§ What to produce: Make an exact copy of the records below, excluding images.

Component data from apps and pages
******
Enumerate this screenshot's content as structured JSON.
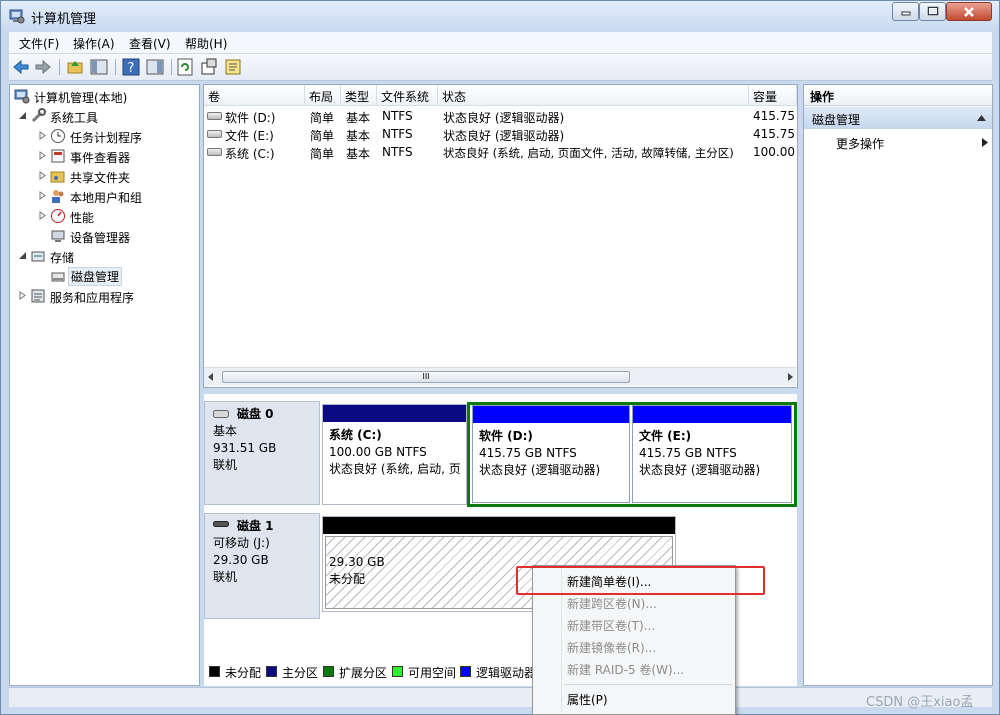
{
  "window": {
    "title": "计算机管理"
  },
  "menu": [
    {
      "label": "文件(F)"
    },
    {
      "label": "操作(A)"
    },
    {
      "label": "查看(V)"
    },
    {
      "label": "帮助(H)"
    }
  ],
  "tree": {
    "root": "计算机管理(本地)",
    "system_tools": "系统工具",
    "task_scheduler": "任务计划程序",
    "event_viewer": "事件查看器",
    "shared_folders": "共享文件夹",
    "local_users": "本地用户和组",
    "performance": "性能",
    "device_manager": "设备管理器",
    "storage": "存储",
    "disk_management": "磁盘管理",
    "services_apps": "服务和应用程序"
  },
  "volume_list": {
    "headers": [
      "卷",
      "布局",
      "类型",
      "文件系统",
      "状态",
      "容量"
    ],
    "rows": [
      {
        "name": "软件 (D:)",
        "layout": "简单",
        "type": "基本",
        "fs": "NTFS",
        "status": "状态良好 (逻辑驱动器)",
        "capacity": "415.75 ("
      },
      {
        "name": "文件 (E:)",
        "layout": "简单",
        "type": "基本",
        "fs": "NTFS",
        "status": "状态良好 (逻辑驱动器)",
        "capacity": "415.75 ("
      },
      {
        "name": "系统 (C:)",
        "layout": "简单",
        "type": "基本",
        "fs": "NTFS",
        "status": "状态良好 (系统, 启动, 页面文件, 活动, 故障转储, 主分区)",
        "capacity": "100.00 ("
      }
    ],
    "scroll_thumb": "III"
  },
  "disks": [
    {
      "name": "磁盘 0",
      "kind": "基本",
      "size": "931.51 GB",
      "state": "联机",
      "volumes": [
        {
          "title": "系统 (C:)",
          "size": "100.00 GB NTFS",
          "status": "状态良好 (系统, 启动, 页",
          "bar_color": "#0a0a82"
        },
        {
          "title": "软件 (D:)",
          "size": "415.75 GB NTFS",
          "status": "状态良好 (逻辑驱动器)",
          "bar_color": "#0000ff"
        },
        {
          "title": "文件 (E:)",
          "size": "415.75 GB NTFS",
          "status": "状态良好 (逻辑驱动器)",
          "bar_color": "#0000ff"
        }
      ]
    },
    {
      "name": "磁盘 1",
      "kind": "可移动 (J:)",
      "size": "29.30 GB",
      "state": "联机",
      "volumes": [
        {
          "title": "",
          "size": "29.30 GB",
          "status": "未分配",
          "bar_color": "#000000"
        }
      ]
    }
  ],
  "legend": [
    {
      "label": "未分配",
      "color": "#000000"
    },
    {
      "label": "主分区",
      "color": "#0a0a82"
    },
    {
      "label": "扩展分区",
      "color": "#0a7a0a"
    },
    {
      "label": "可用空间",
      "color": "#33ee33"
    },
    {
      "label": "逻辑驱动器",
      "color": "#0000ff"
    }
  ],
  "actions": {
    "header": "操作",
    "section": "磁盘管理",
    "more": "更多操作"
  },
  "context_menu": {
    "items": [
      {
        "label": "新建简单卷(I)...",
        "enabled": true
      },
      {
        "label": "新建跨区卷(N)...",
        "enabled": false
      },
      {
        "label": "新建带区卷(T)...",
        "enabled": false
      },
      {
        "label": "新建镜像卷(R)...",
        "enabled": false
      },
      {
        "label": "新建 RAID-5 卷(W)...",
        "enabled": false
      },
      {
        "label": "属性(P)",
        "enabled": true
      }
    ]
  },
  "watermark": "CSDN @王xiao孟",
  "icons": {
    "back": "back-arrow-icon",
    "forward": "forward-arrow-icon",
    "up": "up-folder-icon",
    "show_tree": "console-tree-icon",
    "help": "help-icon",
    "action_pane": "action-pane-icon",
    "refresh": "refresh-icon",
    "properties": "properties-icon",
    "export": "export-icon"
  }
}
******
§ Reply:
Enumerate this screenshot's content as structured JSON.
{
  "window": {
    "title": "计算机管理"
  },
  "menu": [
    {
      "label": "文件(F)"
    },
    {
      "label": "操作(A)"
    },
    {
      "label": "查看(V)"
    },
    {
      "label": "帮助(H)"
    }
  ],
  "tree": {
    "root": "计算机管理(本地)",
    "system_tools": "系统工具",
    "task_scheduler": "任务计划程序",
    "event_viewer": "事件查看器",
    "shared_folders": "共享文件夹",
    "local_users": "本地用户和组",
    "performance": "性能",
    "device_manager": "设备管理器",
    "storage": "存储",
    "disk_management": "磁盘管理",
    "services_apps": "服务和应用程序"
  },
  "volume_list": {
    "headers": [
      "卷",
      "布局",
      "类型",
      "文件系统",
      "状态",
      "容量"
    ],
    "rows": [
      {
        "name": "软件 (D:)",
        "layout": "简单",
        "type": "基本",
        "fs": "NTFS",
        "status": "状态良好 (逻辑驱动器)",
        "capacity": "415.75 ("
      },
      {
        "name": "文件 (E:)",
        "layout": "简单",
        "type": "基本",
        "fs": "NTFS",
        "status": "状态良好 (逻辑驱动器)",
        "capacity": "415.75 ("
      },
      {
        "name": "系统 (C:)",
        "layout": "简单",
        "type": "基本",
        "fs": "NTFS",
        "status": "状态良好 (系统, 启动, 页面文件, 活动, 故障转储, 主分区)",
        "capacity": "100.00 ("
      }
    ],
    "scroll_thumb": "III"
  },
  "disks": [
    {
      "name": "磁盘 0",
      "kind": "基本",
      "size": "931.51 GB",
      "state": "联机",
      "volumes": [
        {
          "title": "系统 (C:)",
          "size": "100.00 GB NTFS",
          "status": "状态良好 (系统, 启动, 页",
          "bar_color": "#0a0a82"
        },
        {
          "title": "软件 (D:)",
          "size": "415.75 GB NTFS",
          "status": "状态良好 (逻辑驱动器)",
          "bar_color": "#0000ff"
        },
        {
          "title": "文件 (E:)",
          "size": "415.75 GB NTFS",
          "status": "状态良好 (逻辑驱动器)",
          "bar_color": "#0000ff"
        }
      ]
    },
    {
      "name": "磁盘 1",
      "kind": "可移动 (J:)",
      "size": "29.30 GB",
      "state": "联机",
      "volumes": [
        {
          "title": "",
          "size": "29.30 GB",
          "status": "未分配",
          "bar_color": "#000000"
        }
      ]
    }
  ],
  "legend": [
    {
      "label": "未分配",
      "color": "#000000"
    },
    {
      "label": "主分区",
      "color": "#0a0a82"
    },
    {
      "label": "扩展分区",
      "color": "#0a7a0a"
    },
    {
      "label": "可用空间",
      "color": "#33ee33"
    },
    {
      "label": "逻辑驱动器",
      "color": "#0000ff"
    }
  ],
  "actions": {
    "header": "操作",
    "section": "磁盘管理",
    "more": "更多操作"
  },
  "context_menu": {
    "items": [
      {
        "label": "新建简单卷(I)...",
        "enabled": true
      },
      {
        "label": "新建跨区卷(N)...",
        "enabled": false
      },
      {
        "label": "新建带区卷(T)...",
        "enabled": false
      },
      {
        "label": "新建镜像卷(R)...",
        "enabled": false
      },
      {
        "label": "新建 RAID-5 卷(W)...",
        "enabled": false
      },
      {
        "label": "属性(P)",
        "enabled": true
      }
    ]
  },
  "watermark": "CSDN @王xiao孟",
  "icons": {
    "back": "back-arrow-icon",
    "forward": "forward-arrow-icon",
    "up": "up-folder-icon",
    "show_tree": "console-tree-icon",
    "help": "help-icon",
    "action_pane": "action-pane-icon",
    "refresh": "refresh-icon",
    "properties": "properties-icon",
    "export": "export-icon"
  }
}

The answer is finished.